WHAT THE EXERCISE ASKS =
Every line with "Madlib" in it should be copied from the data.

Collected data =
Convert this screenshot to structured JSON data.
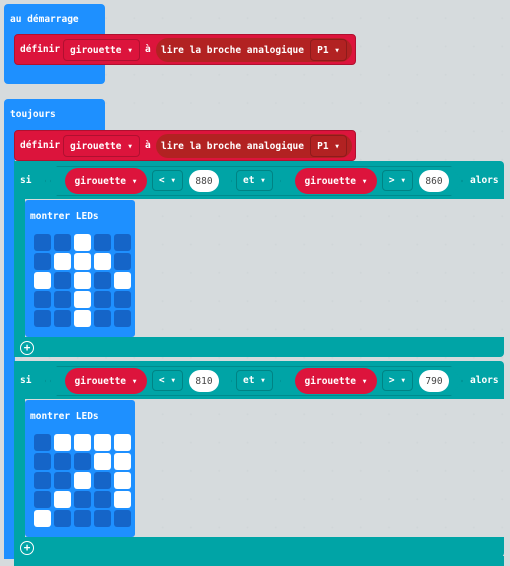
{
  "colors": {
    "events": "#1e90ff",
    "variables": "#dc143c",
    "pins": "#b22222",
    "logic": "#00a4a6",
    "basic": "#1e90ff",
    "workspace": "#ecf0f1"
  },
  "on_start": {
    "label": "au démarrage",
    "set": {
      "label": "définir",
      "variable": "girouette",
      "to": "à",
      "reader": "lire la broche analogique",
      "pin": "P1"
    }
  },
  "forever": {
    "label": "toujours",
    "set": {
      "label": "définir",
      "variable": "girouette",
      "to": "à",
      "reader": "lire la broche analogique",
      "pin": "P1"
    },
    "ifs": [
      {
        "if": "si",
        "then": "alors",
        "left": {
          "variable": "girouette",
          "op": "<",
          "value": "880"
        },
        "join": "et",
        "right": {
          "variable": "girouette",
          "op": ">",
          "value": "860"
        },
        "show": "montrer LEDs",
        "leds": [
          [
            0,
            0,
            1,
            0,
            0
          ],
          [
            0,
            1,
            1,
            1,
            0
          ],
          [
            1,
            0,
            1,
            0,
            1
          ],
          [
            0,
            0,
            1,
            0,
            0
          ],
          [
            0,
            0,
            1,
            0,
            0
          ]
        ]
      },
      {
        "if": "si",
        "then": "alors",
        "left": {
          "variable": "girouette",
          "op": "<",
          "value": "810"
        },
        "join": "et",
        "right": {
          "variable": "girouette",
          "op": ">",
          "value": "790"
        },
        "show": "montrer LEDs",
        "leds": [
          [
            0,
            1,
            1,
            1,
            1
          ],
          [
            0,
            0,
            0,
            1,
            1
          ],
          [
            0,
            0,
            1,
            0,
            1
          ],
          [
            0,
            1,
            0,
            0,
            1
          ],
          [
            1,
            0,
            0,
            0,
            0
          ]
        ]
      }
    ]
  }
}
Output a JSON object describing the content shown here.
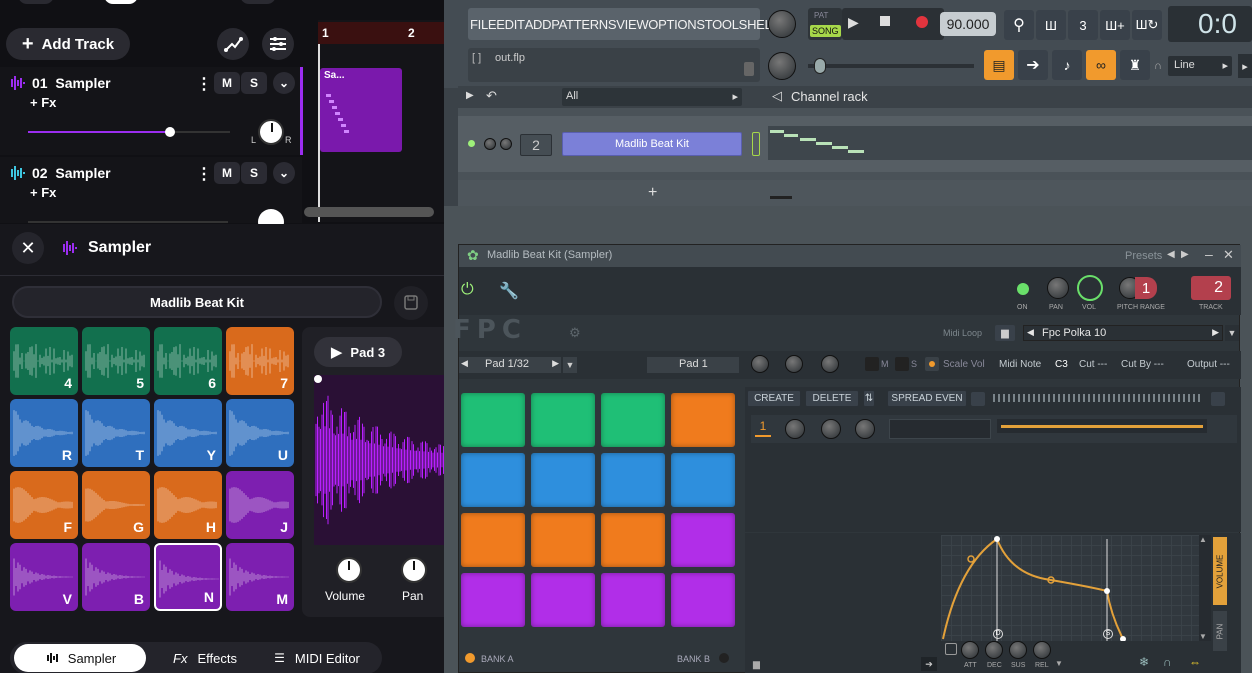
{
  "left": {
    "add_track": "Add Track",
    "tracks": [
      {
        "number": "01",
        "name": "Sampler",
        "fx": "+ Fx",
        "mute": "M",
        "solo": "S"
      },
      {
        "number": "02",
        "name": "Sampler",
        "fx": "+ Fx",
        "mute": "M",
        "solo": "S"
      }
    ],
    "timeline": {
      "marks": [
        "1",
        "2"
      ],
      "clip_label": "Sa..."
    },
    "pan_labels": {
      "l": "L",
      "r": "R"
    },
    "sampler": {
      "title": "Sampler",
      "kit": "Madlib Beat Kit",
      "pad_title": "Pad 3",
      "volume": "Volume",
      "pan": "Pan"
    },
    "pads": [
      {
        "key": "4",
        "color": "#12704e"
      },
      {
        "key": "5",
        "color": "#12704e"
      },
      {
        "key": "6",
        "color": "#12704e"
      },
      {
        "key": "7",
        "color": "#d96a1c"
      },
      {
        "key": "R",
        "color": "#2f6fbe"
      },
      {
        "key": "T",
        "color": "#2f6fbe"
      },
      {
        "key": "Y",
        "color": "#2f6fbe"
      },
      {
        "key": "U",
        "color": "#2f6fbe"
      },
      {
        "key": "F",
        "color": "#d96a1c"
      },
      {
        "key": "G",
        "color": "#d96a1c"
      },
      {
        "key": "H",
        "color": "#d96a1c"
      },
      {
        "key": "J",
        "color": "#7d1fb0"
      },
      {
        "key": "V",
        "color": "#7d1fb0"
      },
      {
        "key": "B",
        "color": "#7d1fb0"
      },
      {
        "key": "N",
        "color": "#7d1fb0"
      },
      {
        "key": "M",
        "color": "#7d1fb0"
      }
    ],
    "bottom_tabs": [
      {
        "label": "Sampler"
      },
      {
        "label": "Effects"
      },
      {
        "label": "MIDI Editor"
      }
    ],
    "colors": {
      "accent": "#9b2df0"
    }
  },
  "fl": {
    "menu": [
      "FILE",
      "EDIT",
      "ADD",
      "PATTERNS",
      "VIEW",
      "OPTIONS",
      "TOOLS",
      "HELP"
    ],
    "pat_label": "PAT",
    "song_label": "SONG",
    "tempo": "90.000",
    "time_display": "0:0",
    "file_name": "out.flp",
    "file_brackets": "[ ]",
    "line_mode": "Line",
    "channel_rack": {
      "filter": "All",
      "title": "Channel rack",
      "channel_number": "2",
      "channel_name": "Madlib Beat Kit",
      "add": "+"
    },
    "plugin": {
      "title": "Madlib Beat Kit (Sampler)",
      "presets": "Presets",
      "labels": {
        "on": "ON",
        "pan": "PAN",
        "vol": "VOL",
        "pitch": "PITCH",
        "range": "RANGE",
        "track": "TRACK"
      },
      "range_value": "1",
      "track_value": "2",
      "logo": "FPC",
      "midi_loop": "Midi Loop",
      "preset_name": "Fpc Polka 10",
      "pad_selector": "Pad 1/32",
      "pad_name": "Pad 1",
      "m_label": "M",
      "s_label": "S",
      "scale_vol": "Scale Vol",
      "midi_note": "Midi Note",
      "note_value": "C3",
      "cut": "Cut ---",
      "cut_by": "Cut By ---",
      "output": "Output ---",
      "create": "CREATE",
      "delete": "DELETE",
      "spread_even": "SPREAD EVEN",
      "layer_num": "1",
      "bank_a": "BANK A",
      "bank_b": "BANK B",
      "env_labels": [
        "ATT",
        "DEC",
        "SUS",
        "REL"
      ],
      "env_tabs": {
        "volume": "VOLUME",
        "pan": "PAN"
      },
      "env_point_d": "D",
      "env_point_s": "S"
    },
    "pad_colors": [
      "#1fbf76",
      "#1fbf76",
      "#1fbf76",
      "#f07b1d",
      "#2e8fdd",
      "#2e8fdd",
      "#2e8fdd",
      "#2e8fdd",
      "#f07b1d",
      "#f07b1d",
      "#f07b1d",
      "#b12ee8",
      "#b12ee8",
      "#b12ee8",
      "#b12ee8",
      "#b12ee8"
    ]
  }
}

SOLUTION =
      "kit": "Madlib Beat Kit",
      "channel_name": "Madlib Beat Kit",
      "title": "Madlib Beat Kit (Sampler)",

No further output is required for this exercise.